▶ **How to complete this task**: Across the listing below, how many lines include the word "retweets"? The answer is that number, with nothing added.

* * *

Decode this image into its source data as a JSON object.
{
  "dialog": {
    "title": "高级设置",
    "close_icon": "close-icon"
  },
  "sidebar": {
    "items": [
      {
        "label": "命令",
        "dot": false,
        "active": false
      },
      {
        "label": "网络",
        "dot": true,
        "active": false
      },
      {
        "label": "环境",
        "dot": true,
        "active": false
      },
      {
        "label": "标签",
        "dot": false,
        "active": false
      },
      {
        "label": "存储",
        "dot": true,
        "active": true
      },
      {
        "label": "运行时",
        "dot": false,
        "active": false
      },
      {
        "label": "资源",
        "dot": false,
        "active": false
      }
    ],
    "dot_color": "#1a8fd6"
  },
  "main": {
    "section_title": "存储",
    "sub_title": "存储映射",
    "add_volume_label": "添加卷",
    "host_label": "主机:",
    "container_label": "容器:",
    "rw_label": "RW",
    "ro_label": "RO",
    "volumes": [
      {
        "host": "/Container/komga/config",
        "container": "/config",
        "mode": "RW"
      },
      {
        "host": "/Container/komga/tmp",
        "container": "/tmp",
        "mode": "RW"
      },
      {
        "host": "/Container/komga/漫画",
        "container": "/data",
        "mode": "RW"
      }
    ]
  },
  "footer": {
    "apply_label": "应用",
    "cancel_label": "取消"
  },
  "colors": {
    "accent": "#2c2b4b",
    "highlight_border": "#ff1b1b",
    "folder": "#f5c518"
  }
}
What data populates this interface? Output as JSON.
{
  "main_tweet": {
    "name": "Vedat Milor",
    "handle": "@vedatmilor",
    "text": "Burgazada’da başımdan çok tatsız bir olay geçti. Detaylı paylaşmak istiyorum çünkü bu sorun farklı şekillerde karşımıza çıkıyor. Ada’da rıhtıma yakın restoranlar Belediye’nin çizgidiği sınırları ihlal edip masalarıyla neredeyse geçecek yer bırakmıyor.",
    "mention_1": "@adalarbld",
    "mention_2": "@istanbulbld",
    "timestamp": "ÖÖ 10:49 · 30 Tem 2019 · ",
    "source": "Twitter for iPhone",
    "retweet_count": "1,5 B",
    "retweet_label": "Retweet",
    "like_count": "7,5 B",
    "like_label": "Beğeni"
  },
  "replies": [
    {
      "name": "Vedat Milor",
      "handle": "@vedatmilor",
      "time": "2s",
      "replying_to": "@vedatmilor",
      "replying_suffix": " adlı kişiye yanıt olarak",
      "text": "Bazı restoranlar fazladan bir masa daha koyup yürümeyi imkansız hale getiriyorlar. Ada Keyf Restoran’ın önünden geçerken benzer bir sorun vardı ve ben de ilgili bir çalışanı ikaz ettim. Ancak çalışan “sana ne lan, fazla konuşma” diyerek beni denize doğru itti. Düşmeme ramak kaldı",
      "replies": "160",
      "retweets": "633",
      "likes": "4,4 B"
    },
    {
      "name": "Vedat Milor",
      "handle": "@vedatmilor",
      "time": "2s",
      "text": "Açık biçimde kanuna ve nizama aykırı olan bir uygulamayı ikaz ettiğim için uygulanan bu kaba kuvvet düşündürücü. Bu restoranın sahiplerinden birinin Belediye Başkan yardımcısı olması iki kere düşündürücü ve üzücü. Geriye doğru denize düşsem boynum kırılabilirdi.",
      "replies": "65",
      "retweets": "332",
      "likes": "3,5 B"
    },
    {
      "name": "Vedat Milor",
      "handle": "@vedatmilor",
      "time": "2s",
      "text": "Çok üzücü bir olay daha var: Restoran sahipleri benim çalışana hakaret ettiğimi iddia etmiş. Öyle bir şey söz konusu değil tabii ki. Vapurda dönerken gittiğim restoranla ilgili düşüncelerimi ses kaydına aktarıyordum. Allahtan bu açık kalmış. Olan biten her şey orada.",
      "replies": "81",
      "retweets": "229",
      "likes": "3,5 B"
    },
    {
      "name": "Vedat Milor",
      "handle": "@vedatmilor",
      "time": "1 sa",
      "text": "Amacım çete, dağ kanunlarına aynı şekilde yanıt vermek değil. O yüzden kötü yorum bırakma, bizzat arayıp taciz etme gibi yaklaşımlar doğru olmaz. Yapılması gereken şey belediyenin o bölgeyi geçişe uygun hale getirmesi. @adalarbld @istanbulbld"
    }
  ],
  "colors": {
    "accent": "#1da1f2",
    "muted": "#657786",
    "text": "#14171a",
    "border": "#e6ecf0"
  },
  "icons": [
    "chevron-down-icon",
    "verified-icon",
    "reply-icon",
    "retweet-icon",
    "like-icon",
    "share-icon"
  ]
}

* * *

▶ **Result**: 3